As the answer, give a copy of each line below that includes the word "JSON".
════════════════
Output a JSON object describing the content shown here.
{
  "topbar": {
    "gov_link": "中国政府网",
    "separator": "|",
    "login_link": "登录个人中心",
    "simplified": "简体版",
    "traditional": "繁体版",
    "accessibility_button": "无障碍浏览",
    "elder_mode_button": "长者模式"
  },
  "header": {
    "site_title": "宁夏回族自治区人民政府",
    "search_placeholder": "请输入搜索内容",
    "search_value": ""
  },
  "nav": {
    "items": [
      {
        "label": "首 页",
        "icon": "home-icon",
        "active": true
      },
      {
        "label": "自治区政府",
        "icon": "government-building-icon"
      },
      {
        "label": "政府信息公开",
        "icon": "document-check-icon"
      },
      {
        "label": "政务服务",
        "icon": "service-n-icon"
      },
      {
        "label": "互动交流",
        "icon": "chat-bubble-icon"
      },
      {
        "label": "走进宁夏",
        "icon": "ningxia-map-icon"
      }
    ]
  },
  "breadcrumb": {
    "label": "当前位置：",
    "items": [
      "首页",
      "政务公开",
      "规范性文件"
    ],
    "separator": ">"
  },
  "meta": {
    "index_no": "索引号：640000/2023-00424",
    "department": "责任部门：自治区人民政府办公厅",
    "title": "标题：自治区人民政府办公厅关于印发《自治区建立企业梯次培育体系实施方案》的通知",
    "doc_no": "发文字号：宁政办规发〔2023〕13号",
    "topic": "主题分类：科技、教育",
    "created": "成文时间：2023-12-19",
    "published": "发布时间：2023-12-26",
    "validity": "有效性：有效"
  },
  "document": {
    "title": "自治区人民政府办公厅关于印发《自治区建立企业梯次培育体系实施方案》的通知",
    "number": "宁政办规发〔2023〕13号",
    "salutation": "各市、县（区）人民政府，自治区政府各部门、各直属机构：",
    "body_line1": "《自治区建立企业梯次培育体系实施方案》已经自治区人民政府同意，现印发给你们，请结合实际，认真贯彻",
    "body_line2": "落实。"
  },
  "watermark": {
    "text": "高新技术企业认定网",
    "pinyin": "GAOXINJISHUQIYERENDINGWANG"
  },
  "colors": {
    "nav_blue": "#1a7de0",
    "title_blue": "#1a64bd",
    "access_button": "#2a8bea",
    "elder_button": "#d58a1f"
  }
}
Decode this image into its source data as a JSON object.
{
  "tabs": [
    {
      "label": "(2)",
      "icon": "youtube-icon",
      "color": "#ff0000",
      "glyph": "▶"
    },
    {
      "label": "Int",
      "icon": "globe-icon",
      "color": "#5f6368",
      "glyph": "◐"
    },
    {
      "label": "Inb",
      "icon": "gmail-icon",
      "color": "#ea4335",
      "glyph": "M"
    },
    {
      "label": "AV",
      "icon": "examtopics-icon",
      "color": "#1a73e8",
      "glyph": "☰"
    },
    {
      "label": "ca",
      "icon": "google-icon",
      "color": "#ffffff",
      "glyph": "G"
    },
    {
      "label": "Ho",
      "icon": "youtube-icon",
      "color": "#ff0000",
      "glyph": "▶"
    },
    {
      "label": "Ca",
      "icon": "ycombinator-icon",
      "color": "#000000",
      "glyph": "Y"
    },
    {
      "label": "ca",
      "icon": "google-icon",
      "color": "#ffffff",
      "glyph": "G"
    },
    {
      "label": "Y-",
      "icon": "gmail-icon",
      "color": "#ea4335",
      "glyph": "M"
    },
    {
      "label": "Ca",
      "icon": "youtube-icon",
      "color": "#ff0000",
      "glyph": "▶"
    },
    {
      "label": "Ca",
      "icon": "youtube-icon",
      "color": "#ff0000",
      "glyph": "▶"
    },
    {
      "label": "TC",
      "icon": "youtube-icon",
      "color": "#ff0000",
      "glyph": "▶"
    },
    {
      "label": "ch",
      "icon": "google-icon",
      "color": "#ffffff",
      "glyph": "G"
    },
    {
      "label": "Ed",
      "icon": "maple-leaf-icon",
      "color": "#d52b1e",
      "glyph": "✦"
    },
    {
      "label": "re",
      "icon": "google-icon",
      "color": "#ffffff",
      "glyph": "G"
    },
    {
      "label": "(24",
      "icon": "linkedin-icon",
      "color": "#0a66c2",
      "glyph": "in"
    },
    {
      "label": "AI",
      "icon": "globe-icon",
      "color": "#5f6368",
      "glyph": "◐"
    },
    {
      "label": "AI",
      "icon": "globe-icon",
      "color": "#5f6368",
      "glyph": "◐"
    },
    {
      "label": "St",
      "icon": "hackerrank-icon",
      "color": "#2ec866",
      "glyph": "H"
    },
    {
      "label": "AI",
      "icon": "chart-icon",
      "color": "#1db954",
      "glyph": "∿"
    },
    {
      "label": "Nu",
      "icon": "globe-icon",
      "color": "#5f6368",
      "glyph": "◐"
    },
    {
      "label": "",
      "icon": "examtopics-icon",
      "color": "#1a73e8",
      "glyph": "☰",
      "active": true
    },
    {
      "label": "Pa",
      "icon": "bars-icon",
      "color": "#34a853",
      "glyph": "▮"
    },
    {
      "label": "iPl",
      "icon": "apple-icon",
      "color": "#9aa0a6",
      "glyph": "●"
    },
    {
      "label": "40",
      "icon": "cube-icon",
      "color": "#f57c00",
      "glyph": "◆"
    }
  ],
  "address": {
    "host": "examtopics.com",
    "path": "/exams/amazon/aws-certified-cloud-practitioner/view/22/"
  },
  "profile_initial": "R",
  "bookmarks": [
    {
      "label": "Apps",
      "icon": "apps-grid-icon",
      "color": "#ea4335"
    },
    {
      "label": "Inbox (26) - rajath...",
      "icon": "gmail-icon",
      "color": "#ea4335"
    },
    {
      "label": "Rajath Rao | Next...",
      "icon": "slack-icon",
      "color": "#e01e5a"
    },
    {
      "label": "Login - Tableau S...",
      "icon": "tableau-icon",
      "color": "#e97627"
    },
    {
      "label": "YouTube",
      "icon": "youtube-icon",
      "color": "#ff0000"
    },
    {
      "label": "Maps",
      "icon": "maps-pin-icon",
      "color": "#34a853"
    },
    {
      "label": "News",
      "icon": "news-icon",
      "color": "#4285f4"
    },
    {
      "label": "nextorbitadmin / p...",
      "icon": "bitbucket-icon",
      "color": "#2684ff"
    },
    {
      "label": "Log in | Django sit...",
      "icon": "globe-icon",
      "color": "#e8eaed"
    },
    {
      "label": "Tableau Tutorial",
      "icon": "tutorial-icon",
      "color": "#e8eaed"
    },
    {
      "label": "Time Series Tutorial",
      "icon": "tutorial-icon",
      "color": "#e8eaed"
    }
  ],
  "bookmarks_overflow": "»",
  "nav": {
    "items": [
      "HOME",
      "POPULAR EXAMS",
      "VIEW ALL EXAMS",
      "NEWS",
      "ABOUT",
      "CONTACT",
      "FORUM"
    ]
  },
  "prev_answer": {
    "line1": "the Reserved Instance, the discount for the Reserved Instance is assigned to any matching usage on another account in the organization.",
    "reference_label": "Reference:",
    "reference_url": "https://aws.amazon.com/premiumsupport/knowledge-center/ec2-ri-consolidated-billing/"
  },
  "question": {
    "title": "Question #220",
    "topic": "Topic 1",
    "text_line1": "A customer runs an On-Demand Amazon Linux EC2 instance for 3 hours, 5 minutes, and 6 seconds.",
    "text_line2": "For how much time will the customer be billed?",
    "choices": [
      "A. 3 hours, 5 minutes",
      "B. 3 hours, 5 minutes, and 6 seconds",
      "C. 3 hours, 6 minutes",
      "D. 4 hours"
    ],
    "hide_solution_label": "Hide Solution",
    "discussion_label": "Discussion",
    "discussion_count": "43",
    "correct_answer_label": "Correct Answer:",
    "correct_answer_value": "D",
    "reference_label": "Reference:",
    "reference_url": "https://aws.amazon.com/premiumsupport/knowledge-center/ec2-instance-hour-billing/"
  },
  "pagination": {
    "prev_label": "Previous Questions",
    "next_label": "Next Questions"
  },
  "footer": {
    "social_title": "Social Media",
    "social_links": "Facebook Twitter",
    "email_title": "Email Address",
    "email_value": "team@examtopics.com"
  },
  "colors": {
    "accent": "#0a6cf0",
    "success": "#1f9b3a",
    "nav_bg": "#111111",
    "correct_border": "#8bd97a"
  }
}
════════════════
[Response]
Output a JSON object describing the content shown here.
Decode this image into its source data as a JSON object.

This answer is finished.